It is also indestructible. Even extremely high input signals will not cause arcing. One of the major bugbears of electrostatics has been eliminated!
The steep slope DSP crossover makes things all the better—the panel is not asked to produce any bass at all, really. (If one runs the panel alone to the crossover box without the bass being connected, the output is gone by 100Hz—just out of there.)
The low crossover and the steep slopes also eliminate the possible effects of the switch from dipole for the panel to omni for the woofer. At such low frequencies, the ear really hears only the level, so if one matches the bass to panel level, coherence is complete.
And of course from the crossover point on up, there is only one driver in action. The panel operates as a pure dipole up to the point where the wavelength gets down to the minimum frontal dimension of the panel, which is 13 inches. This is the wavelength of 1kHz, and a little above that frequency the panel will become more directional in the horizontal plane with increasing frequency. (The panel is 40" high so directional behavior vertically happens much lower down. Floor and ceiling interaction is minimal above the bass.) The unity and coherence of using only one driver over the whole frequency range above the bass makes the idea of trying to build a soundfield by combining the output of lots of drivers crossed over in such a way that extremely precise time-alignment is needed to get them to work together seem more than a little misguided. There is a good reason that BBC speakers ran a single driver up to a high crossover point—but no crossover at all is even better.
This pattern has several effects. First of all, there is no “baffle step” in the midrange, no frequency where the pattern changes from omni to forward as there is in a box speaker. (Why, you may ask, is this subject almost never discussed in audio reviews? Good question!). The baffle step introduces a discontinuity in off-axis response, which for narrow-front speakers is right in the midrange, typically around 500–800Hz. The effect is a droop of about 3dB in this range in the response at 60 degrees off axis or so, which is typically what is bouncing off the wall to the listening position. Designers do their best to ameliorate the coloration effect of this. One approach is to use a wide baffle so that the baffle step is below the midrange (c.f., the JBL LSR6332 for example, off-axis responses shown here (jblpro.com/ProductAttachments/JBL.LSR6332.pdf). But with narrow-front floorstanders, the almost ubiquitous type of speaker, this is very likely to be a problem to some extent.

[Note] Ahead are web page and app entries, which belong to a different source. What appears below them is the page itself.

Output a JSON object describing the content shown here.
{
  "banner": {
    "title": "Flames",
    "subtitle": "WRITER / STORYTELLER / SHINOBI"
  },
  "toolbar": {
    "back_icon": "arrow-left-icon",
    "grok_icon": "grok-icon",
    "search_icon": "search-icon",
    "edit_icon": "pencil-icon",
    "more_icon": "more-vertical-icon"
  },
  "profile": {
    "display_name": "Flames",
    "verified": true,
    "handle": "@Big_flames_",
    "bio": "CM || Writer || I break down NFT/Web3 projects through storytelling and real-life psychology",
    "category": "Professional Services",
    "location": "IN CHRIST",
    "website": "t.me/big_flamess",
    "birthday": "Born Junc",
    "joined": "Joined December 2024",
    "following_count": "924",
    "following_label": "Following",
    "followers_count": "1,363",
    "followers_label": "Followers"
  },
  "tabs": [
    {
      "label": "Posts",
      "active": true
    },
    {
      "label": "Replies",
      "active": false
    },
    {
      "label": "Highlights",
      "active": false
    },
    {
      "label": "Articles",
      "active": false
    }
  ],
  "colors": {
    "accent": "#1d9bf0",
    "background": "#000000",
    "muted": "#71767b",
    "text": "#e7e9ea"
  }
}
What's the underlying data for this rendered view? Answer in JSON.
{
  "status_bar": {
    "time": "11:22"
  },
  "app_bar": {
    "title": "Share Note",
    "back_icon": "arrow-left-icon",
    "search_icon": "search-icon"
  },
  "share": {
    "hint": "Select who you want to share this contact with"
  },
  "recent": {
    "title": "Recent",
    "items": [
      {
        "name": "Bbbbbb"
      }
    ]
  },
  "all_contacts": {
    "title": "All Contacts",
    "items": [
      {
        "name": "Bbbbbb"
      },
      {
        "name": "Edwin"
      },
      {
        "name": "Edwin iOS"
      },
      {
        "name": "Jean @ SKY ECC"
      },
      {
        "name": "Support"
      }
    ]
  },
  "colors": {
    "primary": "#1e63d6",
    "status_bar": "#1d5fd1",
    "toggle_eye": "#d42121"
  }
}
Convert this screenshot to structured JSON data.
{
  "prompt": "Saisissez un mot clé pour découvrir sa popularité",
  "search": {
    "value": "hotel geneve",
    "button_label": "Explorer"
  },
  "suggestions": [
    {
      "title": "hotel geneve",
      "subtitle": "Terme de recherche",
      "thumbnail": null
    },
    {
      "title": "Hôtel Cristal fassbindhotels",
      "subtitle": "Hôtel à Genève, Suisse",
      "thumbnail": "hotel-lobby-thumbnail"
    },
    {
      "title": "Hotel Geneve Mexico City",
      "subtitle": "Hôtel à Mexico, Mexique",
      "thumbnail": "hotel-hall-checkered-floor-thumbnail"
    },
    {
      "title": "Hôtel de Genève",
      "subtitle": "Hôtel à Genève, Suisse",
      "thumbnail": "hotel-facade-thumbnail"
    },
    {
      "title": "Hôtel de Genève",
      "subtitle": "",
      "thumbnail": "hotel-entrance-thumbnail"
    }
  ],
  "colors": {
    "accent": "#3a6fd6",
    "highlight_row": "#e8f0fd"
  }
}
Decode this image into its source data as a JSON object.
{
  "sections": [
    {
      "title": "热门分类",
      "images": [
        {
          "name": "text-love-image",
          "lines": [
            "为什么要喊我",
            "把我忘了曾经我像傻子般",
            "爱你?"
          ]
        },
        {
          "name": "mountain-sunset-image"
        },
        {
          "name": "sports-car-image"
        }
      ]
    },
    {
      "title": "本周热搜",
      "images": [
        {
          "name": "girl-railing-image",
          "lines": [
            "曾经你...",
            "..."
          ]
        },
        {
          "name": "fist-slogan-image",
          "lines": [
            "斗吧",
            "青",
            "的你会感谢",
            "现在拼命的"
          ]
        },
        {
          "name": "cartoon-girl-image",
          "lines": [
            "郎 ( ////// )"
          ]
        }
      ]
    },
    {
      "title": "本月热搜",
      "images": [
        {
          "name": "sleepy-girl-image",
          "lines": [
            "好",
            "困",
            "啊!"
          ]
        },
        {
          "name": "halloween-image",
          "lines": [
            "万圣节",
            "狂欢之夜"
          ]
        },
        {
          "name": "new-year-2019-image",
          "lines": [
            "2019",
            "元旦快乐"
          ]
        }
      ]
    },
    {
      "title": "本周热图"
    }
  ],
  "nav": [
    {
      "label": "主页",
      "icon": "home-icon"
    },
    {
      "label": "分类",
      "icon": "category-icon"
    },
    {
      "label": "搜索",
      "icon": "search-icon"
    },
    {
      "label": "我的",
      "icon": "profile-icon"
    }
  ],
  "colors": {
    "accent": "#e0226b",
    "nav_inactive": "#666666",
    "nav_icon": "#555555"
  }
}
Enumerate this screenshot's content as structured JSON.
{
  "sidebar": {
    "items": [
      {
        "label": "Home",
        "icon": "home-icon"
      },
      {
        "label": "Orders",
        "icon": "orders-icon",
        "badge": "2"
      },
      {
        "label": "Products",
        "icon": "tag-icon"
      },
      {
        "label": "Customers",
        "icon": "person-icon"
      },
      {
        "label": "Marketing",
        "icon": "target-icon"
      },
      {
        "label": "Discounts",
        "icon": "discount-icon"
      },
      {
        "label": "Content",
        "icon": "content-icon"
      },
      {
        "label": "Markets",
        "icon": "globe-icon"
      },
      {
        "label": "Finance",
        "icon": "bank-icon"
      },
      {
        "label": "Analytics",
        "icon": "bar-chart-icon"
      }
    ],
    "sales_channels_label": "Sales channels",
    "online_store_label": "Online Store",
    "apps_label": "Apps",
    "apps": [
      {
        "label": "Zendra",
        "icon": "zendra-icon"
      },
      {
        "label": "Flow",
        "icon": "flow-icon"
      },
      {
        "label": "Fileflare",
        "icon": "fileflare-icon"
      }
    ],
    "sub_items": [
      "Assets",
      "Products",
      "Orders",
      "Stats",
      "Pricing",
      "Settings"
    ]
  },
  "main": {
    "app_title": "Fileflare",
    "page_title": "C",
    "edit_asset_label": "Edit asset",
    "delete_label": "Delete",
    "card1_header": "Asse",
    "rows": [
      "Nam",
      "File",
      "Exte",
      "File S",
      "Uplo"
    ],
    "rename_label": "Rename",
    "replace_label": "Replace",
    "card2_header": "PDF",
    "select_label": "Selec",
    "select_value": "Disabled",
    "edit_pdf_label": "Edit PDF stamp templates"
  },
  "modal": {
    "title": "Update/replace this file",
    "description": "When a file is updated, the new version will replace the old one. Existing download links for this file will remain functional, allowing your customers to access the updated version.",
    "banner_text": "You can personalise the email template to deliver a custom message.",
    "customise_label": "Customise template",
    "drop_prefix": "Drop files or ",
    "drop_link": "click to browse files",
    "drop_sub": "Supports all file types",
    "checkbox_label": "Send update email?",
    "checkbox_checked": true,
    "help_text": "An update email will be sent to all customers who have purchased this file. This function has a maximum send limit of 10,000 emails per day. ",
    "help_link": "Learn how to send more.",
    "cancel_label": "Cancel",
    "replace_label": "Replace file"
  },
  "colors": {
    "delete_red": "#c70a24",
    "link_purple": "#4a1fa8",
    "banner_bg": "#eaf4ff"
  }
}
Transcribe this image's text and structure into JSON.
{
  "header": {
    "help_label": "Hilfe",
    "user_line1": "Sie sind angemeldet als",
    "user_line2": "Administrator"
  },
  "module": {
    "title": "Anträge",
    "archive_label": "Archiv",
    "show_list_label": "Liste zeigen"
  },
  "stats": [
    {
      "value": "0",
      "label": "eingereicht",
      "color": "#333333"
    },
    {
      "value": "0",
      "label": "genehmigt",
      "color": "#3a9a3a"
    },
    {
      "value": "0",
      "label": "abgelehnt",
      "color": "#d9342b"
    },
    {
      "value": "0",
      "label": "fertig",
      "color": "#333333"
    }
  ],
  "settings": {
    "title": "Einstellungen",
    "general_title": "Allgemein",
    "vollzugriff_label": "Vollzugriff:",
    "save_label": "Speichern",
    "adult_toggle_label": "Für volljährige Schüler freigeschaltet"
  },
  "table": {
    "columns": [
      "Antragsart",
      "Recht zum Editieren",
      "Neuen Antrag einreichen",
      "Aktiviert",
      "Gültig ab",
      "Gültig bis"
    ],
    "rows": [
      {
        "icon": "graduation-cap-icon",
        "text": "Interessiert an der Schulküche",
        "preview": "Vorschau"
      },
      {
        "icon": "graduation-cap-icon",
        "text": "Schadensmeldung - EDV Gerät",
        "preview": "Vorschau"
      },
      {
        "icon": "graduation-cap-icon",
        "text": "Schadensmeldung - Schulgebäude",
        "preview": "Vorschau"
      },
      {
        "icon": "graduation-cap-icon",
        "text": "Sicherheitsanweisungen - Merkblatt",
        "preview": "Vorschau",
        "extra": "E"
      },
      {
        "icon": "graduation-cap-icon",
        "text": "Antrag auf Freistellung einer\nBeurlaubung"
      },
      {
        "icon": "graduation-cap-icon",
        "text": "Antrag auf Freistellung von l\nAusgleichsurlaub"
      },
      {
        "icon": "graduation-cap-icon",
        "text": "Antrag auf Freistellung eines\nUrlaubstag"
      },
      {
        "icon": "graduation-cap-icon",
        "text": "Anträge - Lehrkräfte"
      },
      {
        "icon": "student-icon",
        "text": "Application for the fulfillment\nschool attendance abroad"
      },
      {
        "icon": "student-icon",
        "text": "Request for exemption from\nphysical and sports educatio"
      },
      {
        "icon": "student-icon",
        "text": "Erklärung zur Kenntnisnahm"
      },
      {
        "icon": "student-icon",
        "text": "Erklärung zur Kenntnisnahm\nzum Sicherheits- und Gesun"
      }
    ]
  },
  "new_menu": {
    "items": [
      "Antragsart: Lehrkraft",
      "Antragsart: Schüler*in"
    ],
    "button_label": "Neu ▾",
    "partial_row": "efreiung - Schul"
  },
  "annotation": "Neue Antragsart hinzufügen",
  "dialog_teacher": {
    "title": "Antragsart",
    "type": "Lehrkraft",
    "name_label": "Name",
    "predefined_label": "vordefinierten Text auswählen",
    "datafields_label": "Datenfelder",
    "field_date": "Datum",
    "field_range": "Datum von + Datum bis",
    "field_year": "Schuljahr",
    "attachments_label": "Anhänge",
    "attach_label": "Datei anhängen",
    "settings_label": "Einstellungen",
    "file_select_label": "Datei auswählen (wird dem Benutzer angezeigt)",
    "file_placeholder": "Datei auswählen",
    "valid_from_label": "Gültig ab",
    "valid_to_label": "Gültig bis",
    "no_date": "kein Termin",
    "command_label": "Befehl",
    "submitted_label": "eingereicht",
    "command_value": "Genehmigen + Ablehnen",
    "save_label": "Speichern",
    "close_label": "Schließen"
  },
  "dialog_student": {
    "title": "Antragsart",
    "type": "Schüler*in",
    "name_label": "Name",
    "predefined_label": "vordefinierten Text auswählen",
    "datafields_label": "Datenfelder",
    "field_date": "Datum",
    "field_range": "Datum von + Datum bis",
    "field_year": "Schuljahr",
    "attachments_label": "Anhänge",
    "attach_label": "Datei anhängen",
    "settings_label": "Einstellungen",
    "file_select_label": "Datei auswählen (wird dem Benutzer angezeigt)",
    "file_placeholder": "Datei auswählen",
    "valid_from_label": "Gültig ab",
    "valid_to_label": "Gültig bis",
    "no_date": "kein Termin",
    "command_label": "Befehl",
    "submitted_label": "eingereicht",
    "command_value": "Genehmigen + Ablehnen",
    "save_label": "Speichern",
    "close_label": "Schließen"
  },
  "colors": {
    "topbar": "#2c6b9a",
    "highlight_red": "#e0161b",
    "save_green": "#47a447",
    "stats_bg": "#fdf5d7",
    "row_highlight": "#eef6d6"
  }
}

With the Sanders, the midrange has no such step at all. This uniformity of pattern, changing only at frequencies above the mids or below them, together with the absence of resonant coloration gives the midrange of the Sanders a lack of coloration that is truly in the top echelon. This is one of the lowest coloration speakers there is.
And to repeat, since there is only one driver above 170Hz, the speaker is also completely coherent. There is no crossover like no crossover. And ultra-low in distortion, both literally and in listening terms. Just what were you looking for here that is missing? Nothing that I can think of!